Back in Othir, Hubert deals with the day-to-day business of the realm, whilst Empress Josephine—Josey—is following in Caim’s footsteps, in search of him, though she uses a multitude of (however legitimate) reason to justify this. Whilst trying to find Caim, and tell him the news she’s been carrying since he left, Josey discovers just how fragile the lives of her people outside of the capital city are, and how eagerly the Eregoths want to stand on their own feet. She helps build in the countryside, brings medicine and compassion, and finds a new determination within herself to become a good empress.
Caim, on the other hand, finds little but strife on his journey north, and the ever nagging impression that something is wrong with him. He feels weaker, sicker, the more they travel, and even the shadows are quiet and do not answer his call, even when he needs them the most. And then after something snaps inside, and he kills in a way he’s not done since he left his old profession, he feels something stir inside him that makes all the bad dissolve—but can he handle the truth of his heritage and the truth of his blood?
Meanwhile, Kit realises that as she is, she and Caim will never be together, regardless of how much he admits he loves her. They cannot touch, cannot kiss, cannot… anything. In lieu of slowly watching Caim gravitate away from her, and feel her own heart breaking, she takes it upon herself to find a solution that they will both be amenable to.

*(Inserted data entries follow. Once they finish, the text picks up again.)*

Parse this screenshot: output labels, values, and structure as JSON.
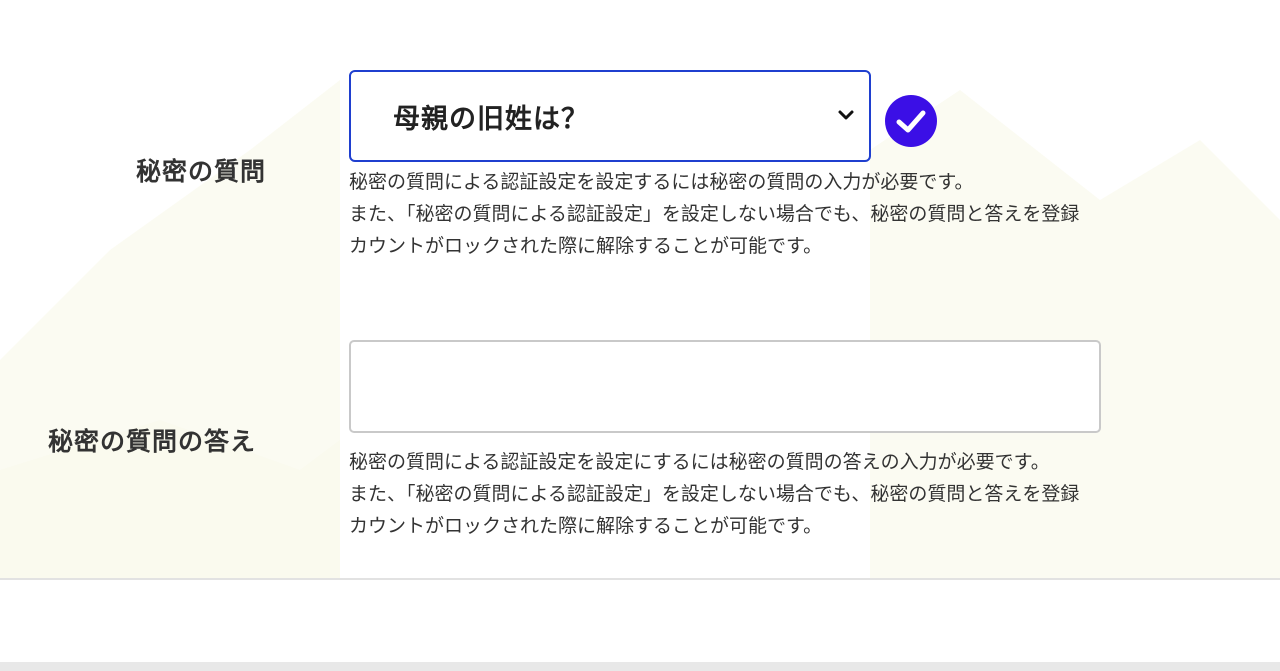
{
  "form": {
    "question": {
      "label": "秘密の質問",
      "selected": "母親の旧姓は？",
      "help": [
        "秘密の質問による認証設定を設定するには秘密の質問の入力が必要です。",
        "また、「秘密の質問による認証設定」を設定しない場合でも、秘密の質問と答えを登録",
        "カウントがロックされた際に解除することが可能です。"
      ]
    },
    "answer": {
      "label": "秘密の質問の答え",
      "value": "",
      "placeholder": "",
      "help": [
        "秘密の質問による認証設定を設定にするには秘密の質問の答えの入力が必要です。",
        "また、「秘密の質問による認証設定」を設定しない場合でも、秘密の質問と答えを登録",
        "カウントがロックされた際に解除することが可能です。"
      ]
    }
  },
  "icons": {
    "dropdown": "chevron-down-icon",
    "valid": "check-circle-icon"
  },
  "colors": {
    "accent": "#1f3fcf",
    "check": "#3b0fe6",
    "background_pattern": "#fbfbf2"
  }
}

Shadow’s Master is a quest novel: Caim is heading to the fabled Erebus to confront his past; Josey is seeking Caim, but moreover, she’s seeking herself. As the last novel in a trilogy, it might have been difficult to keep the pace and to produce a good, solid example of a quest novel, but Sprunk is a true master of his art and the novel is an outright success. It reads like a quest novel, but it also reads—successfully—like the final novel of a trilogy. Loose ends are tied together, questions are answered, but new plot points are introduced, and where they are not wrapped up before the end of the book, they are left hanging and their eventual outcomes implied or left to the imagination of the reader. Everything is in such a perfect balance, it’s as though Sprunk has been writing, and finishing trilogies for years.
The pacing is utterly excellent and you feel the relentless trudge northwards, without anything dragging and without even a patch of dull, or tired prose. Sprunk is an excellent storyteller, weaving a fantastic trilogy that captures the imagination, reignites the love of classic Sword and Sorcery styling, without losing the neo-classical, modern verve that readers in the genre have come to expect from newer writers.
As a novel, Shadow’s Master is delighting, with something not often found in fantasy—a happy ending. As the final dot on the page of a trilogy, Shadow’s Master is a damn good end to one of the best series I’ve read in recent years. It doesn’t try too hard to be what it’s not; rather, it effortlessly excels at what it is.
I look forwards to more of Sprunk’s work in the future.